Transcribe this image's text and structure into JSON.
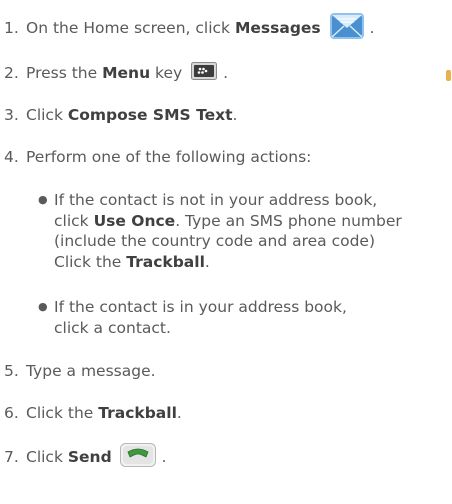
{
  "steps": [
    {
      "number": "1.",
      "prefix": "On the Home screen, click ",
      "bold": "Messages",
      "suffix": ".",
      "icon": "messages-envelope-icon"
    },
    {
      "number": "2.",
      "prefix": "Press the ",
      "bold": "Menu",
      "suffix": " key",
      "end": ".",
      "icon": "blackberry-menu-key-icon"
    },
    {
      "number": "3.",
      "prefix": "Click ",
      "bold": "Compose SMS Text",
      "suffix": "."
    },
    {
      "number": "4.",
      "text": "Perform one of the following actions:"
    },
    {
      "number": "5.",
      "text": "Type a message."
    },
    {
      "number": "6.",
      "prefix": "Click the ",
      "bold": "Trackball",
      "suffix": "."
    },
    {
      "number": "7.",
      "prefix": "Click ",
      "bold": "Send",
      "suffix": ".",
      "icon": "send-phone-icon"
    }
  ],
  "bullets": [
    {
      "line1": "If the contact is not in your address book,",
      "line2_prefix": "click ",
      "line2_bold": "Use Once",
      "line2_suffix": ". Type an SMS phone number",
      "line3": "(include the country code and area code)",
      "line4_prefix": "Click the ",
      "line4_bold": "Trackball",
      "line4_suffix": "."
    },
    {
      "line1": "If the contact is in your address book,",
      "line2": "click a contact."
    }
  ],
  "colors": {
    "text": "#5a5a5a",
    "bold_text": "#404040",
    "envelope_blue": "#4a8fd0",
    "send_green": "#3f9a3f"
  }
}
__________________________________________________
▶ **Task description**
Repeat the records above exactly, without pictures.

▶ **Result**
Transcribe this image's text and structure into JSON.
{
  "steps": [
    {
      "number": "1.",
      "prefix": "On the Home screen, click ",
      "bold": "Messages",
      "suffix": ".",
      "icon": "messages-envelope-icon"
    },
    {
      "number": "2.",
      "prefix": "Press the ",
      "bold": "Menu",
      "suffix": " key",
      "end": ".",
      "icon": "blackberry-menu-key-icon"
    },
    {
      "number": "3.",
      "prefix": "Click ",
      "bold": "Compose SMS Text",
      "suffix": "."
    },
    {
      "number": "4.",
      "text": "Perform one of the following actions:"
    },
    {
      "number": "5.",
      "text": "Type a message."
    },
    {
      "number": "6.",
      "prefix": "Click the ",
      "bold": "Trackball",
      "suffix": "."
    },
    {
      "number": "7.",
      "prefix": "Click ",
      "bold": "Send",
      "suffix": ".",
      "icon": "send-phone-icon"
    }
  ],
  "bullets": [
    {
      "line1": "If the contact is not in your address book,",
      "line2_prefix": "click ",
      "line2_bold": "Use Once",
      "line2_suffix": ". Type an SMS phone number",
      "line3": "(include the country code and area code)",
      "line4_prefix": "Click the ",
      "line4_bold": "Trackball",
      "line4_suffix": "."
    },
    {
      "line1": "If the contact is in your address book,",
      "line2": "click a contact."
    }
  ],
  "colors": {
    "text": "#5a5a5a",
    "bold_text": "#404040",
    "envelope_blue": "#4a8fd0",
    "send_green": "#3f9a3f"
  }
}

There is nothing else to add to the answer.